4. Investigate Harassment
Proper investigations generally are a vital part of workplace management, the value of which can’t be overstated. While employers are likely already under a legal obligation to investigate workplace harassment complaints, the changes to the regulations make this obligation express. In addition, the changes authorize health and safety officers to order an impartial third party investigation (at the employer’s expense) where they consider it “necessary”. Most employers will prefer to avoid such an order and maintain a degree of control over a harassment investigation. To help achieve this goal, before a harassment investigation is required:
5. Privacy Protection
The changes recognize the growing awareness of and sensitivity to privacy rights, and require employers to protect employee privacy rights by:
Please contact your McInnes Cooper lawyer or any member of the Labour & Employment Team @ McInnes Cooper to discuss this topic or any other legal issue.
McInnes Cooper has prepared this document for information only; it is not intended to be legal advice. You should consult McInnes Cooper about your unique circumstances before acting on this information. McInnes Cooper excludes all liability for anything contained in this document and any use you make of it.

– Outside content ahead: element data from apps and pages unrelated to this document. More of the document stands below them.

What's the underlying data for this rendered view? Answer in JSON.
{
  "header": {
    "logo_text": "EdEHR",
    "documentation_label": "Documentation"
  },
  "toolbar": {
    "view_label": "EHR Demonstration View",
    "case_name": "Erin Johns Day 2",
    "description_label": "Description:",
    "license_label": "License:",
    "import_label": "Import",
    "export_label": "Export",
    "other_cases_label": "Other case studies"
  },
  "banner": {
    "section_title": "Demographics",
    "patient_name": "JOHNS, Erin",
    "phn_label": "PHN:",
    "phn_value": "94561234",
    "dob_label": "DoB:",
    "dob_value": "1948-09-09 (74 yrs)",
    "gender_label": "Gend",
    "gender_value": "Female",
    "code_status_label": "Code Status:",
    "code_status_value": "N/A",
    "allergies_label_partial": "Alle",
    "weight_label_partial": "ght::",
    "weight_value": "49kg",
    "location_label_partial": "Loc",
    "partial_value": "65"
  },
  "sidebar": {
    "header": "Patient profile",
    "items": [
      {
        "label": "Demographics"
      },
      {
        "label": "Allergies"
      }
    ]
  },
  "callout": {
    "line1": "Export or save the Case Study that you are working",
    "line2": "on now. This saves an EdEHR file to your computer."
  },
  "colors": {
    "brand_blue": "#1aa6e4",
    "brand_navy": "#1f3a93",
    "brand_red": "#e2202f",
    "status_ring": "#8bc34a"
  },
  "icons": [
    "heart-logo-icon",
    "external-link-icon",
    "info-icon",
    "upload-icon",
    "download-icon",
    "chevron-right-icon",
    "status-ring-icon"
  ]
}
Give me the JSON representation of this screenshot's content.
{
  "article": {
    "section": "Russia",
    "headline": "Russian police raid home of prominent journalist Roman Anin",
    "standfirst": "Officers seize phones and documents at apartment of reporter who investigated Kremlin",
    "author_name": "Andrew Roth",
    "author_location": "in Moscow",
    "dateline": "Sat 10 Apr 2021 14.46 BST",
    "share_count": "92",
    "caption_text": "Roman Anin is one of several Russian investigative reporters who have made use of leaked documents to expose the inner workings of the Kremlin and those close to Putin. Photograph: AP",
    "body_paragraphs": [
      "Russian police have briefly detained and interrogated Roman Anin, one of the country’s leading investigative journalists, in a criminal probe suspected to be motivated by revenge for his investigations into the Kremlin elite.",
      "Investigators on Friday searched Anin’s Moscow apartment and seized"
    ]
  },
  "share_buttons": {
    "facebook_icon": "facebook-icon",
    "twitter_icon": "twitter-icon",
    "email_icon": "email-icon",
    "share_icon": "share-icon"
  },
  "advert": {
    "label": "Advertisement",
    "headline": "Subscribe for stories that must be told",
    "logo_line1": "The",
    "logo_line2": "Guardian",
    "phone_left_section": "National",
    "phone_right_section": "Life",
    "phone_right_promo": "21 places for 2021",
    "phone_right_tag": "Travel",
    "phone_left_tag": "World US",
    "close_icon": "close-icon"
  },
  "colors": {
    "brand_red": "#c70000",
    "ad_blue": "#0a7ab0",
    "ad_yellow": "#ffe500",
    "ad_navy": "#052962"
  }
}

© McInnes Cooper, 2019. All rights reserved. McInnes Cooper owns the copyright in this document. You may reproduce and distribute this document in its entirety as long as you do not alter the form or the content and you give McInnes Cooper credit for it. You must obtain McInnes Cooper’s consent for any other form of reproduction or distribution. Email us at [email protected] to request our consent.
Jul 27, 2021
Canadian entities regularly contract with foreign companies to provide services in Canada. To complete its obligations under the contract, the…
Jul 21, 2021
Many now agree: it’s imperative that workplaces be both diverse and inclusive. Perhaps the most often-quoted (and definitely most succinct)…
Jun 24, 2021
Many employers use equity compensation plans like employee stock option plans to attract, motivate, and retain talent. One reason stock options…
Jun 21, 2021
There is a duty to consult Indigenous groups when the Crown contemplates actions that may adversely affect their rights under section 35 of the…
Jun 15, 2021
As of January 1, 2021, federally regulated employers (such as banks, telephone and cable systems, most federal Crown corporations,…
Subscribe to McInnes Cooper to stay current with our leading insights on legal updates, trends, news, events, and services.